The planning commission approved conditional use and the site plan application for the project with a vote of 5-1. Planning commission member Gregory Anglewicz voted "no" on both items.
Planning commission member Mark Stratis was not at the meeting.
Assistant City Engineer Chris Papp said the Hudson Drive property was purchased by the city in around 2000.
"From the beginning, the thought was to put public facilities on this property," he said.
Assistant City Manager Frank Comeriato said part of the site determination was that the proposed facilities should be built on property that was already owned by the city.
He said the city looked at several properties before deciding on the Hudson Drive location, adding that the other sites were not large enough.
To buffer the adjacent residential development on Barlow Road north of the proposed site, the city proposed a 50-foot setback from the shared property line to the vehicular parking, a 75-foot setback to the bus parking and a 125-foot setback to the maintenance building.
The bus parking areas are located about 600 feet from the adjacent residential structures.
Enhanced landscaping and fencing in excess of what is required in the city code has been proposed to buffer the Barlow Road homes. Proposed smaller shrubs will be replaced with additional evergreen trees.
City officials believe the combination of the proposed setbacks, landscape plan and the existing woodlands will address potential adverse impacts related to noise and lighting.
"We are trying to create buffers wherever we can to try to minimize [noise]," Papp said.
He admitted there will be "a number of trees" that will have to be cut down to complete the project.
Barlow Road residents told city officials they are concerned about the noise created by more than 60 school buses that would be near their houses.
Shannon Casey of Barlow Road said she believes the sound will reach their homes.
"The idea of a bus garage that would start as early as 6 a.m. with 65 buses doing their pre-trip checks -- they honk their horns, idle [the buses] and do break checks ... We'll hear the noise. Sound rolls across those properties like water."
She said she doesn't believe a 50-foot buffer with trees will be enough to address the noise problems.
Casey said as a long-time resident, the city putting the bus garage next to her house "feels like a slap in the face."
Sue Williams of Barlow Road said noise is "definitely a concern."
She said she recently witnessed the buses prepare for their daily routes at the current bus garage.
"There is a lot of noise," she said.
Larry Kolb of Barlow Road said the noise of the school bus beepers going off as they're backing up, as described by city officials, would be "overwhelming." He suggested a plan for the new bus garage where buses wouldn't have to back up.
Papp responded, "We can look at that. My guess is the [amount of space required] would increase significantly to try to do that."
Papp told the audience the city is committed to try to prevent as much noise as possible. He said city officials are talking about hiring a noise consultant to advise them as they develop the site further.

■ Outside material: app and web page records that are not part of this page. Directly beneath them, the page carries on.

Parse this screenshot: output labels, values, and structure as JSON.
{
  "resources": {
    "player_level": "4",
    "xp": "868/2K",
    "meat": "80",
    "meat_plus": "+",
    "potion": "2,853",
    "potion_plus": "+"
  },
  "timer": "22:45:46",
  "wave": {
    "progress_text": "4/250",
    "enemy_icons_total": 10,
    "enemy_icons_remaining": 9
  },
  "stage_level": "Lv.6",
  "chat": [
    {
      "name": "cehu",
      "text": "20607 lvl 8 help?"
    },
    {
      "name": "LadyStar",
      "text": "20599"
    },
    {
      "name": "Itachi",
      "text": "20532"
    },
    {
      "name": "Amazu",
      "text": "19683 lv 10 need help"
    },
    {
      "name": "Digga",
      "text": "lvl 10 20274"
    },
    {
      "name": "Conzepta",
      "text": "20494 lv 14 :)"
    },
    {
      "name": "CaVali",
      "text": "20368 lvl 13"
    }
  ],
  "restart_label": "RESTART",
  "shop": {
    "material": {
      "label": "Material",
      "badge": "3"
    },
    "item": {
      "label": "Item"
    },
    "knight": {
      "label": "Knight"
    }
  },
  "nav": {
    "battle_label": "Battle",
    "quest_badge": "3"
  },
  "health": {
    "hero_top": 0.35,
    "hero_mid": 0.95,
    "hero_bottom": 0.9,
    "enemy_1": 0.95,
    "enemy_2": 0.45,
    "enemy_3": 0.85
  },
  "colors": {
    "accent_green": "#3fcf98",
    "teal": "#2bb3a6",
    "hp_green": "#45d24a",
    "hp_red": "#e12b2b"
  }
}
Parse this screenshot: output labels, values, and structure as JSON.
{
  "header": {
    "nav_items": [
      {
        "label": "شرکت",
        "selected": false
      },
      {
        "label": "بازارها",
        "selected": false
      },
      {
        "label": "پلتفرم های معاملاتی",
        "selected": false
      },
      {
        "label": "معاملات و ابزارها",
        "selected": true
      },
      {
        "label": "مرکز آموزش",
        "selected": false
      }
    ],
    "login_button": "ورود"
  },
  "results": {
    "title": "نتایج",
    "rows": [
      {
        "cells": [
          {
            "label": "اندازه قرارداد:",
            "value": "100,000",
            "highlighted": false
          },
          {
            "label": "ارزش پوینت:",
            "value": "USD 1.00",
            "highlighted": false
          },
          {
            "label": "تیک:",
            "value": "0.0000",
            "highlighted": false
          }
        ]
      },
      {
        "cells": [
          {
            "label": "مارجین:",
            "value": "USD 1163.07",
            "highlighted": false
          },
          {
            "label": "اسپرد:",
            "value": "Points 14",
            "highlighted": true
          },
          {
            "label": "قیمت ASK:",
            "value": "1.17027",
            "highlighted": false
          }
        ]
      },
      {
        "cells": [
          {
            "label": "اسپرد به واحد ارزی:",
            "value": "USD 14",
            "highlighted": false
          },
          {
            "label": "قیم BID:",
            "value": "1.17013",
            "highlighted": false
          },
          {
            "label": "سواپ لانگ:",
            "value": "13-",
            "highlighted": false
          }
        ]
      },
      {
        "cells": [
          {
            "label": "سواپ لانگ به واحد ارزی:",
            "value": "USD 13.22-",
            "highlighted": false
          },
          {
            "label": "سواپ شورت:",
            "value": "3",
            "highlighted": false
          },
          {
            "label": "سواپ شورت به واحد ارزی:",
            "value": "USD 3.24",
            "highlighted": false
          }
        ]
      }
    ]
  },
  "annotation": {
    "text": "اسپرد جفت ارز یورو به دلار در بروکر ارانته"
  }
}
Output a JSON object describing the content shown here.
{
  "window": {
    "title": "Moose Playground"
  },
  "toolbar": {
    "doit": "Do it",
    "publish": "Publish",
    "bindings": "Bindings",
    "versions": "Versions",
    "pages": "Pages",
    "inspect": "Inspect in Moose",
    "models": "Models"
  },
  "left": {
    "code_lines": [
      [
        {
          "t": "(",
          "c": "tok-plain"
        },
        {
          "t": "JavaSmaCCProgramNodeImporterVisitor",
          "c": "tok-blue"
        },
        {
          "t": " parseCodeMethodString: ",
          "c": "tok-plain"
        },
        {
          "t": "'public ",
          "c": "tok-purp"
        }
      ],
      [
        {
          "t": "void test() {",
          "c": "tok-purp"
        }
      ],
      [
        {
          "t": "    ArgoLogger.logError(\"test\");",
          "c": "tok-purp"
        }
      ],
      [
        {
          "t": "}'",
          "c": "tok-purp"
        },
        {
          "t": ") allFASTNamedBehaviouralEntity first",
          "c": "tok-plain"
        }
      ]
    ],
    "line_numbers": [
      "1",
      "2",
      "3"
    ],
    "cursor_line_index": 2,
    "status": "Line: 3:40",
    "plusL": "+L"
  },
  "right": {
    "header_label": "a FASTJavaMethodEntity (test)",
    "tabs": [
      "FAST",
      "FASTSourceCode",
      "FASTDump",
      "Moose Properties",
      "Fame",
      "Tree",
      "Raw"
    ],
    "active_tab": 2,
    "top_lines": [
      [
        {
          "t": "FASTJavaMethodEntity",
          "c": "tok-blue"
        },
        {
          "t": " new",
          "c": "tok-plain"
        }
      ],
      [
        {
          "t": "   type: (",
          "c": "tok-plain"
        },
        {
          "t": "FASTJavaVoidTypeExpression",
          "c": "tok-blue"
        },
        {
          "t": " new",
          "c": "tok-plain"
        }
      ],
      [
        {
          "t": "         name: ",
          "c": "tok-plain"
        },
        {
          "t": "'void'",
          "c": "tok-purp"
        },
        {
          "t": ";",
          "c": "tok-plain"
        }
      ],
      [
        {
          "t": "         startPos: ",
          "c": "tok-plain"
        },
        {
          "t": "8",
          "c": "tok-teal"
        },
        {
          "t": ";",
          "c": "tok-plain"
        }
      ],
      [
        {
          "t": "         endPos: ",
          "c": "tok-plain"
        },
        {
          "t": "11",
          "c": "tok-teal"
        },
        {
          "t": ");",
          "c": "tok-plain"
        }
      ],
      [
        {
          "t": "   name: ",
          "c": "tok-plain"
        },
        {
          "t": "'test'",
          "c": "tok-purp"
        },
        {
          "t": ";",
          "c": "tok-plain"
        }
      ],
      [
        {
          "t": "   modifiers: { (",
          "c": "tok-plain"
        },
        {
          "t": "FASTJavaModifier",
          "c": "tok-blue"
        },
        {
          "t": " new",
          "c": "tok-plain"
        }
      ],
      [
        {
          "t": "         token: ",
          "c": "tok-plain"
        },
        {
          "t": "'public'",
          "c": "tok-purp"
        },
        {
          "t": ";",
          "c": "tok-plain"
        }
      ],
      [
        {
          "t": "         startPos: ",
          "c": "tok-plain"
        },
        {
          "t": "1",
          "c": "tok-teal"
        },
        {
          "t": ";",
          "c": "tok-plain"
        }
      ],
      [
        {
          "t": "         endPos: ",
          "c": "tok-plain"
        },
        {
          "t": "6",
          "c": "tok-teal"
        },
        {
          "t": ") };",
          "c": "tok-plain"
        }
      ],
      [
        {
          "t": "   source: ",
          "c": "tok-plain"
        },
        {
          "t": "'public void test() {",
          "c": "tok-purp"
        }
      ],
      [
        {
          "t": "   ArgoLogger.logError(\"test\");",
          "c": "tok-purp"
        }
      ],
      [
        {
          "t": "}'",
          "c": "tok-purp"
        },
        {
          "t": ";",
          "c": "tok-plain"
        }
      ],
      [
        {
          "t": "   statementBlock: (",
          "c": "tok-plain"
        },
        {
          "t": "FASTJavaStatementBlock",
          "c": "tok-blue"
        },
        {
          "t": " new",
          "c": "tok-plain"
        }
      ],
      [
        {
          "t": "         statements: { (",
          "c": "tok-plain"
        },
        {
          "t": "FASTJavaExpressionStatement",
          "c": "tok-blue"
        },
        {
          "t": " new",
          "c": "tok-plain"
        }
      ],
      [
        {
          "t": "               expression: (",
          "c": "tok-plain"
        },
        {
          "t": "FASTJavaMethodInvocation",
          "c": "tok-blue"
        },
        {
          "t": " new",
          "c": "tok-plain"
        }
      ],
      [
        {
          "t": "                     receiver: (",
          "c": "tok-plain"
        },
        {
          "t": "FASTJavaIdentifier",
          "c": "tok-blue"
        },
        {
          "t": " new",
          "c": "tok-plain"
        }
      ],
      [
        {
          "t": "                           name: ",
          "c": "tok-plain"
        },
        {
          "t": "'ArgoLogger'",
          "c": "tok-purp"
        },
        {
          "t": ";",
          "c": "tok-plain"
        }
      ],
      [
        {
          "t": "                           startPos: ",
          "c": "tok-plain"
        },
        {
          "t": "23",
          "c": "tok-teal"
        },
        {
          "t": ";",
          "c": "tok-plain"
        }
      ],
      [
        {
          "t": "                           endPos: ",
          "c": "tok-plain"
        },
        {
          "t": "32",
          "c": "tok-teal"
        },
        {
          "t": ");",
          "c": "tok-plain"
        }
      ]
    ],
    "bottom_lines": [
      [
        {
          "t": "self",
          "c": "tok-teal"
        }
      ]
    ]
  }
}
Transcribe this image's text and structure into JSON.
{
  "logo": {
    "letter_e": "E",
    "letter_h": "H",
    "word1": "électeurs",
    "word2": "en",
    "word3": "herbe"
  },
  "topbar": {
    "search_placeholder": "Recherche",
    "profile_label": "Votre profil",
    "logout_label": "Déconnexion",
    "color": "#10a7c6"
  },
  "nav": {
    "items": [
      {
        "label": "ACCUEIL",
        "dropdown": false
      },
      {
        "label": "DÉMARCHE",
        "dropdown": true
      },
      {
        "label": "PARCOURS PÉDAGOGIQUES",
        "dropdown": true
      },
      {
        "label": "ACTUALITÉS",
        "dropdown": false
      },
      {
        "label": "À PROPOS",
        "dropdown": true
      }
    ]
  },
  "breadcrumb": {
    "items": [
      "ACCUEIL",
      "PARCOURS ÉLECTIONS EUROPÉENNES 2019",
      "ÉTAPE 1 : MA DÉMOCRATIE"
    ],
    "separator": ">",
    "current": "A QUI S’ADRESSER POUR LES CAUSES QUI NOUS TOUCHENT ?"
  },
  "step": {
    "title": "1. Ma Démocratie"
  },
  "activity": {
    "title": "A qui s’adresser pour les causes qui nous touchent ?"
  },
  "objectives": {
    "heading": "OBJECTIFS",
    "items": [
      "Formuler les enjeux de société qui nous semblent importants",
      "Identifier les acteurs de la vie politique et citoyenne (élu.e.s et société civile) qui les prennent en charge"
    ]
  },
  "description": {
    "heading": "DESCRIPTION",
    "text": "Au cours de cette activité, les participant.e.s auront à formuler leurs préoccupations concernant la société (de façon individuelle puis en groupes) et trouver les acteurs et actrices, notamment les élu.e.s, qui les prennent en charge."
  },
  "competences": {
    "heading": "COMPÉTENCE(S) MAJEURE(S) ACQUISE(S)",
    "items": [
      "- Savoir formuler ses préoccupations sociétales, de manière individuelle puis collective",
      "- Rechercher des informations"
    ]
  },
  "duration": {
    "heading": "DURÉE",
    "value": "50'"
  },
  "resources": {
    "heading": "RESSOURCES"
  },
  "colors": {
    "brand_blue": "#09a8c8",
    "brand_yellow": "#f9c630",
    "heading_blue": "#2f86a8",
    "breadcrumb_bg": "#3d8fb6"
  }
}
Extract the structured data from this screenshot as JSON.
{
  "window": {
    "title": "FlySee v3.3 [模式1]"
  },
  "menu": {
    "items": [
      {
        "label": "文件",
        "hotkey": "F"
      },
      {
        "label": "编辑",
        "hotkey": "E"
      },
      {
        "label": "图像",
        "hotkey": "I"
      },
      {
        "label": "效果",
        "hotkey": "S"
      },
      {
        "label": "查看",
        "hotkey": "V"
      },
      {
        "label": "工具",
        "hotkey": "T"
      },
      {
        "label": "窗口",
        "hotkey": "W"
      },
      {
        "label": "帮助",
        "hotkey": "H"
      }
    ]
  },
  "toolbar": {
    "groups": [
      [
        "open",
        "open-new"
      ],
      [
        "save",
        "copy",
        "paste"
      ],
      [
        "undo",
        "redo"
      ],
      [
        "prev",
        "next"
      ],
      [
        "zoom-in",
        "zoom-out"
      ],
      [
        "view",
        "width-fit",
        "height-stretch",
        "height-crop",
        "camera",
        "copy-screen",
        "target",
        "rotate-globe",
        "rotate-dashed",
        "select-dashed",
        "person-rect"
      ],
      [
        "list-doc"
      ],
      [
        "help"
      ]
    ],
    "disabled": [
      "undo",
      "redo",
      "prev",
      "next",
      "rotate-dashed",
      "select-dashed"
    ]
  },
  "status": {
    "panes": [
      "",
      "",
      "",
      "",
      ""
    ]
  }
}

"When we do projects, we listen to what the public says," Papp said. "We try to be good neighbors. We built buffers for the [bus garage] facilities where they exist now. I haven't heard that we've gotten any complaints regarding noise."
Chuck Schilling, supervisor of facility services for the school district, agreed, saying he doesn't recall any noise complaints at the current bus facility.
Casey and Williams said they are also concerned about the impact on the well water.
"A lot of us on Barlow have wells," Williams said.
Papp told them the city "will make sure that all of our drainage is being treated [properly]."
Papp told residents the city will use "the latest light fixtures to try to minimize lighting" being overbearing.
There was no discussion at the meeting about the salt storage facility.
The application was for proposed construction of a 15,000-square-foot salt storage building with paved areas and a 12,000-square-foot bus maintenance building with 67 bus parking spaces and 118 vehicular parking spaces.
The development is proposed with a single access point along Hudson Drive about 700 feet south of the intersection at Darrow Road.